in Political concepts

13 The problem of war aims and the Treaty of Versailles John Callaghan Why did Britain go to war in 1914? The answer that generated popular approval concerned the defence of Belgian neutrality, defiled by German invasion in the execution of the Schlieffen Plan. Less appealing, and therefore less invoked for public consumption, but broadly consistent with this promoted justification, was Britain’s long-standing interest in maintaining a balance of power on the continent, which a German victory would not only disrupt, according to Foreign Office officials, but

in Labour, British radicalism and the First World War

11 Russia’s war and revolutions as seen by Morgan Philips Price and Arthur Henderson Jonathan Davis At the start of the First World War, the liberal journalist Morgan Philips Price and the new leader of the Labour Party in Britain, Arthur Henderson, supported their government’s conflict against the Central Powers. Price greeted the news cautiously and offered a reserved backing to the Liberal politicians who took the country to war; Henderson moved quickly from an anti-war stance to one of unqualified backing for the Triple Entente. Over the next four years

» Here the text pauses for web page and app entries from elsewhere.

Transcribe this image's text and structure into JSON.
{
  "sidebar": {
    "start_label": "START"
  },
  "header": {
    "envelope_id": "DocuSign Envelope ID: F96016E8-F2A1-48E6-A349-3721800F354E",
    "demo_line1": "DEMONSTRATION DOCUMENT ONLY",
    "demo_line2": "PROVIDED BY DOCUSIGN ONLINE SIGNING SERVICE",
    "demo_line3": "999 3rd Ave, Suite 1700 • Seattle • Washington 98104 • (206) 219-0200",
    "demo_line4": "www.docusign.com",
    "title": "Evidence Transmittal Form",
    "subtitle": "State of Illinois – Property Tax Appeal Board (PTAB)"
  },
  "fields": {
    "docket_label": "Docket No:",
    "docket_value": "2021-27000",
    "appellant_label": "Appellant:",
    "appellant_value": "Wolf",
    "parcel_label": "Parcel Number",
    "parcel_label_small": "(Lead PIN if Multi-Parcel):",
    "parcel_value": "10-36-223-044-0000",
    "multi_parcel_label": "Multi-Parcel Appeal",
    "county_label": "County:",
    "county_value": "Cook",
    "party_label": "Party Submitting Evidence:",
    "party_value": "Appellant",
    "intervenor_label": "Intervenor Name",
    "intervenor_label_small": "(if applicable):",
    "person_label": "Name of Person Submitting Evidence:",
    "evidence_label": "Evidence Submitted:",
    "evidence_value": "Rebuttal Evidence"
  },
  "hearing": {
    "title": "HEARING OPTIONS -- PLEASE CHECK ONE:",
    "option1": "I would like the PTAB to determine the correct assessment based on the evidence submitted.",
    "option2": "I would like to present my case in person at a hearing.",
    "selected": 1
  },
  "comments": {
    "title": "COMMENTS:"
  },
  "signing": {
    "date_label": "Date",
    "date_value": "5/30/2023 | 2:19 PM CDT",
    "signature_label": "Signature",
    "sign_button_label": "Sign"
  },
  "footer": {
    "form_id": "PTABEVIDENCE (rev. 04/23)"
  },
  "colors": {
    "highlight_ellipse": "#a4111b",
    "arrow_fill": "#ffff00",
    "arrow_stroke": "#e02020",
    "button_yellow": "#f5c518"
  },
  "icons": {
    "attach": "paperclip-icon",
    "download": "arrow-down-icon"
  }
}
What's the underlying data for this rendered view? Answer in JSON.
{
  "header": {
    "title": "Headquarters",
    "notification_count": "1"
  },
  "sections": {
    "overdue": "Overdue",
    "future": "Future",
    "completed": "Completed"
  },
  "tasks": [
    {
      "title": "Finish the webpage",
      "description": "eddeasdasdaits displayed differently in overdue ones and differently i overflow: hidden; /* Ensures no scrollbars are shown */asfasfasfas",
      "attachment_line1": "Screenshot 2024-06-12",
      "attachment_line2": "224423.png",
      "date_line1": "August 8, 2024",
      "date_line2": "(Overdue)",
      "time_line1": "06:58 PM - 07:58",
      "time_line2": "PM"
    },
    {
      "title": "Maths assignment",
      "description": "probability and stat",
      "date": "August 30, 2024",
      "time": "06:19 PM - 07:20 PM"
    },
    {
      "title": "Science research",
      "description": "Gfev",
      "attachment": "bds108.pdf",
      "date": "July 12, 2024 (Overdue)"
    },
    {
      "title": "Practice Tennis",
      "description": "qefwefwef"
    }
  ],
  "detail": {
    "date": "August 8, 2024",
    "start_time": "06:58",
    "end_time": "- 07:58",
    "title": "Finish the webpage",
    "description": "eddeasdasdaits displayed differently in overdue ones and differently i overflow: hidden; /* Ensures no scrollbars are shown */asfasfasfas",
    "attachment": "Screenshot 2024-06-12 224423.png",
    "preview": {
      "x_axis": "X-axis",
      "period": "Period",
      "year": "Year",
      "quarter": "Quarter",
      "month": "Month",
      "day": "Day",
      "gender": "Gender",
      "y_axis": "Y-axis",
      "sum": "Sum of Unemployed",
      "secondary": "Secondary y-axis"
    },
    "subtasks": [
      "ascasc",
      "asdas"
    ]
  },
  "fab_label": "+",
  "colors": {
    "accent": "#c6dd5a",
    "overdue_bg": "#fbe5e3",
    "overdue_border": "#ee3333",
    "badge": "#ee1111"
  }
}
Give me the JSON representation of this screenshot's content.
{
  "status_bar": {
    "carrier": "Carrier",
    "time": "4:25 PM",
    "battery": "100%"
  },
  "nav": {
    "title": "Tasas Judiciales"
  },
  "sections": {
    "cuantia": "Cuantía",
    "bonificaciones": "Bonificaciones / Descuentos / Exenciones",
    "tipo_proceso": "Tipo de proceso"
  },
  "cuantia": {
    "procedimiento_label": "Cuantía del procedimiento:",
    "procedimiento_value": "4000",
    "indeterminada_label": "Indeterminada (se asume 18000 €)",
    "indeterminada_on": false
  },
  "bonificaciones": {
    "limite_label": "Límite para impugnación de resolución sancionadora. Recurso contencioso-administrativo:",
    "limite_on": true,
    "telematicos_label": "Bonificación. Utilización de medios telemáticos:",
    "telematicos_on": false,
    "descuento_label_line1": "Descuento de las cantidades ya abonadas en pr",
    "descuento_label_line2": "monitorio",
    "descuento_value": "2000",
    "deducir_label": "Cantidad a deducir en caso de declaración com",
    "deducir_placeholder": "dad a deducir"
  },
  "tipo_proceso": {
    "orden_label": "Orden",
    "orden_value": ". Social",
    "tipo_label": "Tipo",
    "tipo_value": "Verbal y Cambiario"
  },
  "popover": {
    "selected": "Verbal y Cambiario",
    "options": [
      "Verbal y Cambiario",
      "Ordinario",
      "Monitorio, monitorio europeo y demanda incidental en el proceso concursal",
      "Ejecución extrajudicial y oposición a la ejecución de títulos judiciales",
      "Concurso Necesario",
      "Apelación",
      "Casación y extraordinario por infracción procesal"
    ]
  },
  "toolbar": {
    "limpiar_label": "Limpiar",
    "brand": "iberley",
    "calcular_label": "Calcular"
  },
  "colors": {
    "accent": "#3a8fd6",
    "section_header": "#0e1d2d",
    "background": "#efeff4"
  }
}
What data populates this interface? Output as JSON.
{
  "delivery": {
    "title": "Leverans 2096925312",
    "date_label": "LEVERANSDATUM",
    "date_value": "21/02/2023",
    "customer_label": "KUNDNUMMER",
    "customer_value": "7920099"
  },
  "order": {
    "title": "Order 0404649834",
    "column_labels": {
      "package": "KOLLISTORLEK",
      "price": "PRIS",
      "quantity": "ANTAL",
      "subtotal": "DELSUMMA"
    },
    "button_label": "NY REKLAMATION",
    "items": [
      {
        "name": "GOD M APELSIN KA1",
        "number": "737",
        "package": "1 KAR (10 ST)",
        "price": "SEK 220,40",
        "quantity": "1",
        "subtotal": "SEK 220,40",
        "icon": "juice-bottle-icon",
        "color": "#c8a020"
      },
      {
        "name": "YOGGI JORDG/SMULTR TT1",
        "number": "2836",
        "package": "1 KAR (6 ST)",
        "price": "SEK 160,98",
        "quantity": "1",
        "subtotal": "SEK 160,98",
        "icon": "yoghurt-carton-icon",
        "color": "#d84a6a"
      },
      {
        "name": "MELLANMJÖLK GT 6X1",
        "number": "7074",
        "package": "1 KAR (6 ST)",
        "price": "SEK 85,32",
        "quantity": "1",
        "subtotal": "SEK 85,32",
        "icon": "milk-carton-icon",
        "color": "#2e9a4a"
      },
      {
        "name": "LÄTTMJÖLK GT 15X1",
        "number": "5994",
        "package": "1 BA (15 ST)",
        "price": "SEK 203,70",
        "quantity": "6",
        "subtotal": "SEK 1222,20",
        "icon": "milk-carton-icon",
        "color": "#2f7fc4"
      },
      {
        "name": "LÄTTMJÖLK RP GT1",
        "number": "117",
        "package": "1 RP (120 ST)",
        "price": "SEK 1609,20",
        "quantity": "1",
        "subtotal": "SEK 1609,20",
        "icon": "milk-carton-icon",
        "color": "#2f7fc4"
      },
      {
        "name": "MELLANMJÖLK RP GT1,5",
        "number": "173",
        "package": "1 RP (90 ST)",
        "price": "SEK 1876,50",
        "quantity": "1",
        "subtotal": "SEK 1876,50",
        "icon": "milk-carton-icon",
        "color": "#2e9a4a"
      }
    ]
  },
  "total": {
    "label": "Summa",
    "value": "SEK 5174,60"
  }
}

in Labour, British radicalism and the First World War

10 Irish Labour and the ‘Co-operative Commonwealth’ in the era of the First World War Marc Mulholland This chapter takes a long-run view of attitudes to socialism in Ireland before, during and immediately following the First World War. In doing so, it highlights the specificity of the Irish form of socialism in the idea of the ‘Co-operative Commonwealth’. To begin with, then, we should note that from its origins in the mid-1820s until the 1870s, socialism as it developed in Europe was overwhelmingly an anti-statist ideology. It envisaged future society as based

in Labour, British radicalism and the First World War